▶ **Materials provided**

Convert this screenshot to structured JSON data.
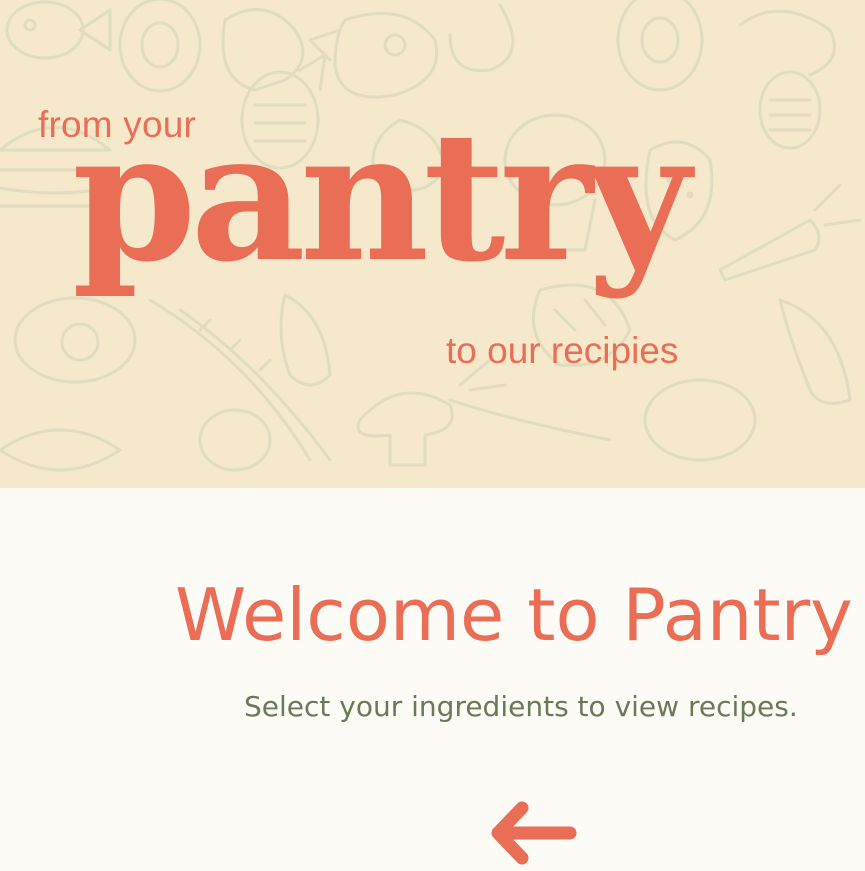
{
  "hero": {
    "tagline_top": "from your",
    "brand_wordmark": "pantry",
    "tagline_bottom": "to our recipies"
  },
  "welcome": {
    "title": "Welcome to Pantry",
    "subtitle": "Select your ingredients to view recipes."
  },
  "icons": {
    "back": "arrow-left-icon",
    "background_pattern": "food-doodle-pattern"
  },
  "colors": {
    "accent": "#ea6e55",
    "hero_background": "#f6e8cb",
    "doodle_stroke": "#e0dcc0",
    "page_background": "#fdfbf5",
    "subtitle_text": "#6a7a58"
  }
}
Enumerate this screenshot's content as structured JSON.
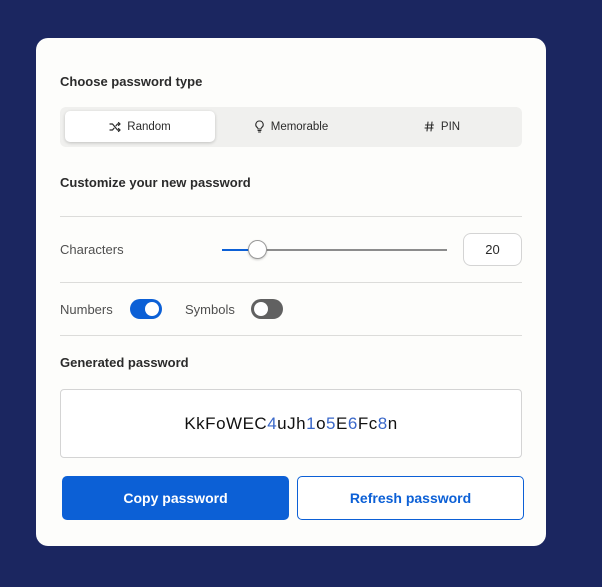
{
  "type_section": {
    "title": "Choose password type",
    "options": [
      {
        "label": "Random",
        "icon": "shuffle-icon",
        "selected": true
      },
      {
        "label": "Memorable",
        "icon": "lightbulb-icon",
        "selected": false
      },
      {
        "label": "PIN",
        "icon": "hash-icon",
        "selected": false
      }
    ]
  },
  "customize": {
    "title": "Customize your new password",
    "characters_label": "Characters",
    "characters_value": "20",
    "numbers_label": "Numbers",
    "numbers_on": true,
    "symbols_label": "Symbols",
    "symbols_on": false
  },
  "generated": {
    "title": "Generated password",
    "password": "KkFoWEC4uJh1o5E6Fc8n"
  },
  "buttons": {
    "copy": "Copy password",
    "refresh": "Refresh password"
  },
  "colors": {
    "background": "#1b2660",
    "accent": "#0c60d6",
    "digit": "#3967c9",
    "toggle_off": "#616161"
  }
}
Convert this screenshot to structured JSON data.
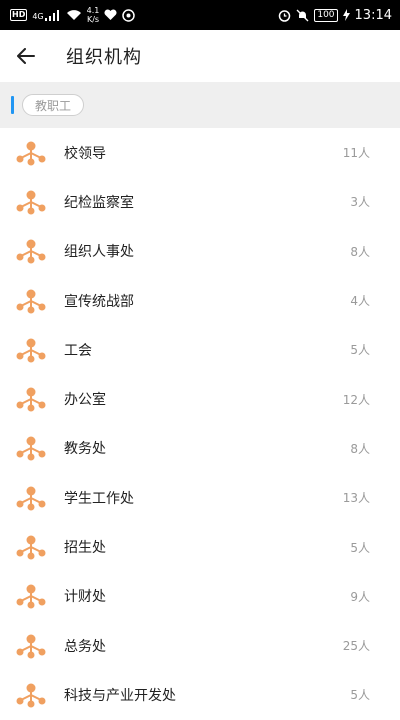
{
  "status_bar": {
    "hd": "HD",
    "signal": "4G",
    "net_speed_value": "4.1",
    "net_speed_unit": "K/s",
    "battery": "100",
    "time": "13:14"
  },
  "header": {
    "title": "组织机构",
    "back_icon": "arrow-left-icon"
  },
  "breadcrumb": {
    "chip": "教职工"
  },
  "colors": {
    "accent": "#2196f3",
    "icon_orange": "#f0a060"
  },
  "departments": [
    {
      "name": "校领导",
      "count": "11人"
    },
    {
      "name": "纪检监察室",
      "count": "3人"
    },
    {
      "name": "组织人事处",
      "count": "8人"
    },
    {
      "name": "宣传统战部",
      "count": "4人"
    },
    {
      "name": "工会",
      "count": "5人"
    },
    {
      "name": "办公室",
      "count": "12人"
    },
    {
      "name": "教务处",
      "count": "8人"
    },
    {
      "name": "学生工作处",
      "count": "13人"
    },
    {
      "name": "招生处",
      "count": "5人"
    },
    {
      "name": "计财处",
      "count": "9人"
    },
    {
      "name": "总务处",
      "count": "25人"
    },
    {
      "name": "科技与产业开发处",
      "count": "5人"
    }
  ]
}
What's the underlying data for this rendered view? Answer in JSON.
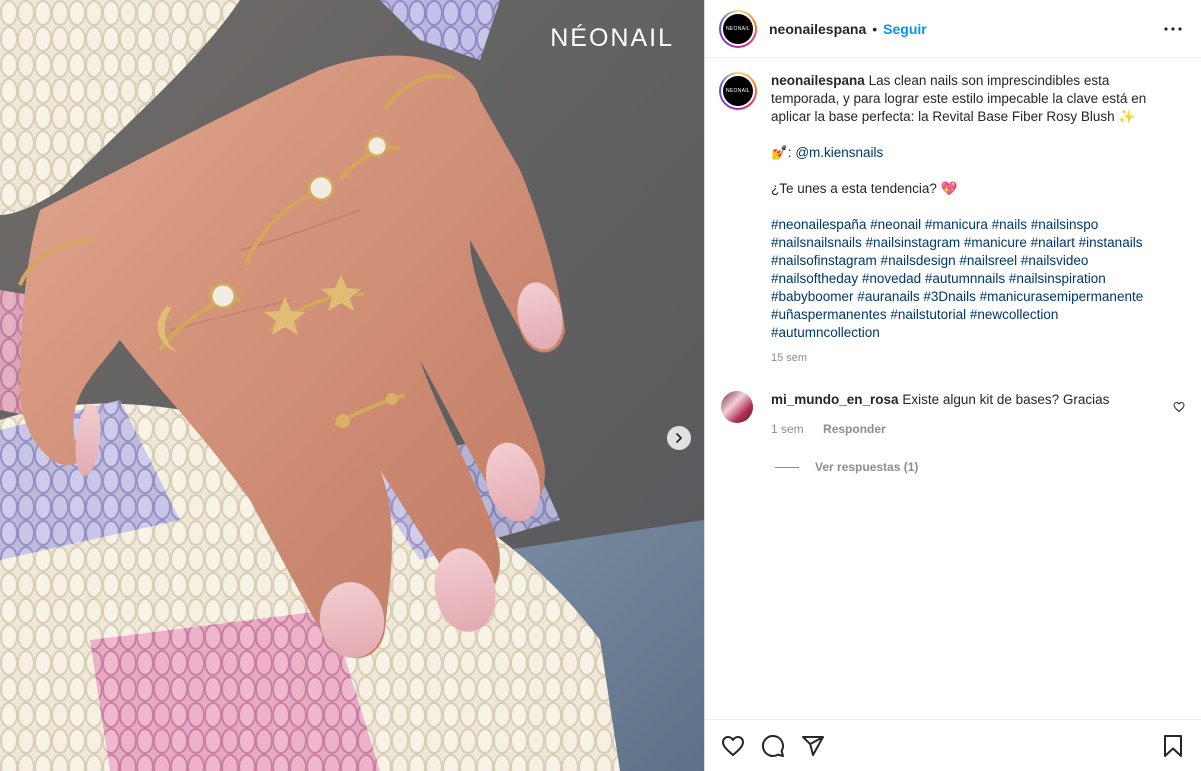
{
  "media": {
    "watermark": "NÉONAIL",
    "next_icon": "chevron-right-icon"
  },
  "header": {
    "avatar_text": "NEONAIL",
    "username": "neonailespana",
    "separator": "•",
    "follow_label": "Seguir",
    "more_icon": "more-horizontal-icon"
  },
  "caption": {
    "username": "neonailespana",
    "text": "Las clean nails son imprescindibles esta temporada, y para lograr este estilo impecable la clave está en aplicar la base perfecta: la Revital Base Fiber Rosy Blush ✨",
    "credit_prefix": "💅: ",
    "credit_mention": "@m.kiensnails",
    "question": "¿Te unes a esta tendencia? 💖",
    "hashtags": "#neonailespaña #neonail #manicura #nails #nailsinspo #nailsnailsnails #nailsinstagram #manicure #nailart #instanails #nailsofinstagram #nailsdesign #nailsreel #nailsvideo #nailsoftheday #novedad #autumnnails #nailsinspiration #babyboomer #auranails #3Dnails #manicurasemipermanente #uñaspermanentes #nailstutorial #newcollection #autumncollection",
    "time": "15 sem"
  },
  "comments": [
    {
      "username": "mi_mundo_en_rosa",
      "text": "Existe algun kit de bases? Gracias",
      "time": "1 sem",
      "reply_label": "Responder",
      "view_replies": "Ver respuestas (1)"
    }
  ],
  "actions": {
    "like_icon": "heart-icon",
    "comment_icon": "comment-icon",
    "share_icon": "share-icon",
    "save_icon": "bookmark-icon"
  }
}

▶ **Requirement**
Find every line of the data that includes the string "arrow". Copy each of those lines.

▶ **Written answer**
    "back": "arrow-left-icon",
    "back_icon": "arrow-left-icon"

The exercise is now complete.